Masks were now mandatory. When I ventured out for supplies, kids yelled “Corona!” at me from their windows and hid behind curtains.
But as the curfew stretched onward, I witnessed the kindness of humanity. Communities came together. Locals fed the homeless leftover roti and those with the means offered supplies to their neighbors.
The police presence, however, was impossible to ignore. They stood in groups wielding large wooden batons on every street corner. Discouraging even the virus skeptics from leaving their homes.
As the virus spread, it became apparent I needed to find a way back to the U.S. Food shortages, overflowing hospitals, and the general distrust of foreigners meant I had become a burden on my gracious hosts. So I reached out to the embassy.

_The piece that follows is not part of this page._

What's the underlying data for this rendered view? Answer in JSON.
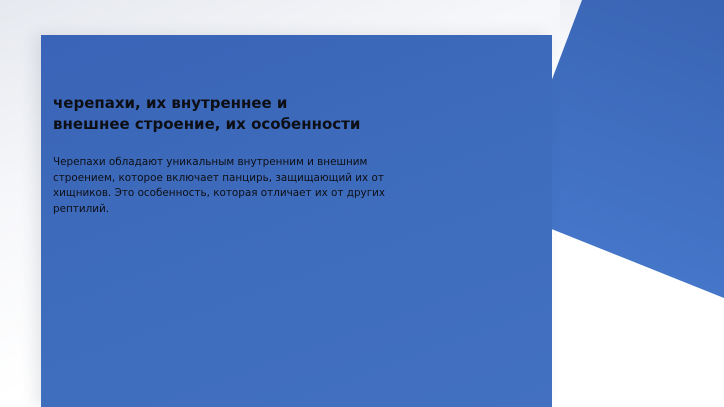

It was a waiting game. Emergency repatriation flights would be scheduled, but transport within the country was frozen. I was encouraged to get to Delhi as soon as possible because flights could be announced “without any notice.” The 10-hour drive past countless police barricades seemed insurmountable. And it nearly was.
Nine days, countless phone calls, and one stealthy walk to the local police station later, I finally secured several letters of “safe transport” to ensure (hopefully) that I could make the drive to Delhi. Finding a driver proved to be the easiest task. They were as desperate for income as I was to get home.
We set out under cover of dawn and the lowlight of still gray skies with paperwork taped to the inside of the front windshield. Almost immediately, we were stopped by local authorities. Ten minutes later, my driver was still arguing loudly with the police outside and I began to come to terms with waiting out the virus in Udaipur. Just then, abruptly and with a dismissive wave, the policeman let us pass.
We were stopped 27 more times. Paperwork was thoroughly inspected. The driver argued our case. Thankfully, we were eventually allowed through the barricades. Despite the post-apocalyptic feel, the ride was joyful. The only hurdle remaining was a battle with my own patience. Would the embassy come through?
I awaited their email from a jacuzzi bathtub, stress-eating room service in a far-too-extravagant hotel room. It was the only hotel in Delhi willing to take us, effectively blowing my budget. Fortunately, I didn’t wait long. Just eight hours before take-off, my inbox pinged—the much-anticipated boarding passes had arrived.
Celebrating with me was all of India. At 9 p.m. for exactly nine minutes, the lights of Delhi glowing in the distance were brightened by fireworks illuminating the sky. Peering out my window, I could see hundreds of people had taken to their rooftops, banging pots and pans together and clanking silverware on exposed pipes—a metallic symphony rejoicing that everyone is alive, well, and in this together. This tradition will continue until this has passed. Indians all over the country ignite fireworks and celebrate life for a few beautiful moments of solidarity.